Jordan was worried her life would never get better as she was “afraid of everyone” because of her experience.
The influencer said, “I was super nice and I would always say, ‘I’m so sorry.’
“I’m super soft. They would laugh and say, ‘Why is she like this?’ I might have been annoying.
“But I had just gotten out of the nursing home, so I was always super nice because I was scared of everyone.”
For years, she and her siblings ate one meal a day, and their diet consisted of just two slices of bread with peanut butter or sausage
Jordan was forced back into a life of isolation during the pandemic, which she sparked after her normal life was suspended.
She had only just begun to adjust to living outside of her home and felt like the “promised land” of freedom felt like a “trick” with no “way out.”
She added, “When everyone started complaining about COVID, we said, ‘Look at us!’
“People said, ‘This is the worst thing ever!’ They couldn’t take it if it was only a week. They really don’t know.’
Like many of her generation, she turned to TikTok to connect with others — despite having little understanding of how social media works.
Jordan gained hundreds of thousands of followers on the app and began updating people about her life and engaging in dance crazes on the app.
On Instagram, where she has over 220,000 followers, she says her dream is to one day be a motivational speaker
The 22-year-old now opens up about life while modeling designer threads in the February issue of the glossy magazine
She now has almost a million followers and had to hire a publicist and an agent – who said: “She got it very quickly.
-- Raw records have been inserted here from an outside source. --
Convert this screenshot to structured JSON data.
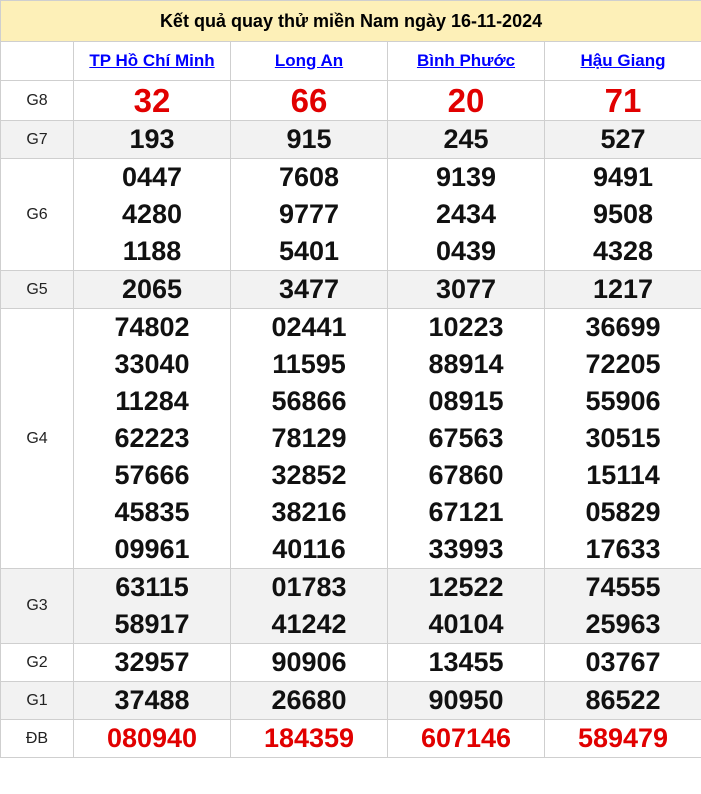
{
  "title": "Kết quả quay thử miền Nam ngày 16-11-2024",
  "provinces": [
    "TP Hồ Chí Minh",
    "Long An",
    "Bình Phước",
    "Hậu Giang"
  ],
  "prizes": [
    {
      "label": "G8",
      "values": [
        [
          "32"
        ],
        [
          "66"
        ],
        [
          "20"
        ],
        [
          "71"
        ]
      ]
    },
    {
      "label": "G7",
      "values": [
        [
          "193"
        ],
        [
          "915"
        ],
        [
          "245"
        ],
        [
          "527"
        ]
      ]
    },
    {
      "label": "G6",
      "values": [
        [
          "0447",
          "4280",
          "1188"
        ],
        [
          "7608",
          "9777",
          "5401"
        ],
        [
          "9139",
          "2434",
          "0439"
        ],
        [
          "9491",
          "9508",
          "4328"
        ]
      ]
    },
    {
      "label": "G5",
      "values": [
        [
          "2065"
        ],
        [
          "3477"
        ],
        [
          "3077"
        ],
        [
          "1217"
        ]
      ]
    },
    {
      "label": "G4",
      "values": [
        [
          "74802",
          "33040",
          "11284",
          "62223",
          "57666",
          "45835",
          "09961"
        ],
        [
          "02441",
          "11595",
          "56866",
          "78129",
          "32852",
          "38216",
          "40116"
        ],
        [
          "10223",
          "88914",
          "08915",
          "67563",
          "67860",
          "67121",
          "33993"
        ],
        [
          "36699",
          "72205",
          "55906",
          "30515",
          "15114",
          "05829",
          "17633"
        ]
      ]
    },
    {
      "label": "G3",
      "values": [
        [
          "63115",
          "58917"
        ],
        [
          "01783",
          "41242"
        ],
        [
          "12522",
          "40104"
        ],
        [
          "74555",
          "25963"
        ]
      ]
    },
    {
      "label": "G2",
      "values": [
        [
          "32957"
        ],
        [
          "90906"
        ],
        [
          "13455"
        ],
        [
          "03767"
        ]
      ]
    },
    {
      "label": "G1",
      "values": [
        [
          "37488"
        ],
        [
          "26680"
        ],
        [
          "90950"
        ],
        [
          "86522"
        ]
      ]
    },
    {
      "label": "ĐB",
      "values": [
        [
          "080940"
        ],
        [
          "184359"
        ],
        [
          "607146"
        ],
        [
          "589479"
        ]
      ]
    }
  ]
}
That’s the thing about Jordan.
“Although there are certain sections of society [the Turpin siblings are] everyone is beginning to navigate… they are very aware of the world. Jordan is really smart.
“She’s very conscious of herself, which isn’t even a thing [a lot of] People who haven’t experienced this kind of tragedy can say that.’
The star is now considering a career in music after meeting Hailey Bieber and TikTok Queen Charli D’Ameilo.
But she said she wanted to take it slow, adding: “Right now I need a break from my past. I just want to start slow.’
During her brave escape, she told a responding police officer that her siblings were chained up for trying to steal groceries.
Not knowing what a sidewalk is, she said she walked down the street to get help and managed to meet the police officer.
In addition to emotional scars, Jordan says the abuse she suffered has had a lasting effect on her physical health
She said she’s still “very, very” close to her siblings and makes sure to see them often. She is seen with her sister Jennifer this year
Details later surfaced of how the Turpins beat and starved their children, tied them to beds, and denied them basic hygiene like showers
Jordan has amassed more than 920,000 followers on TikTok, where she regularly posts clips of herself performing popular dances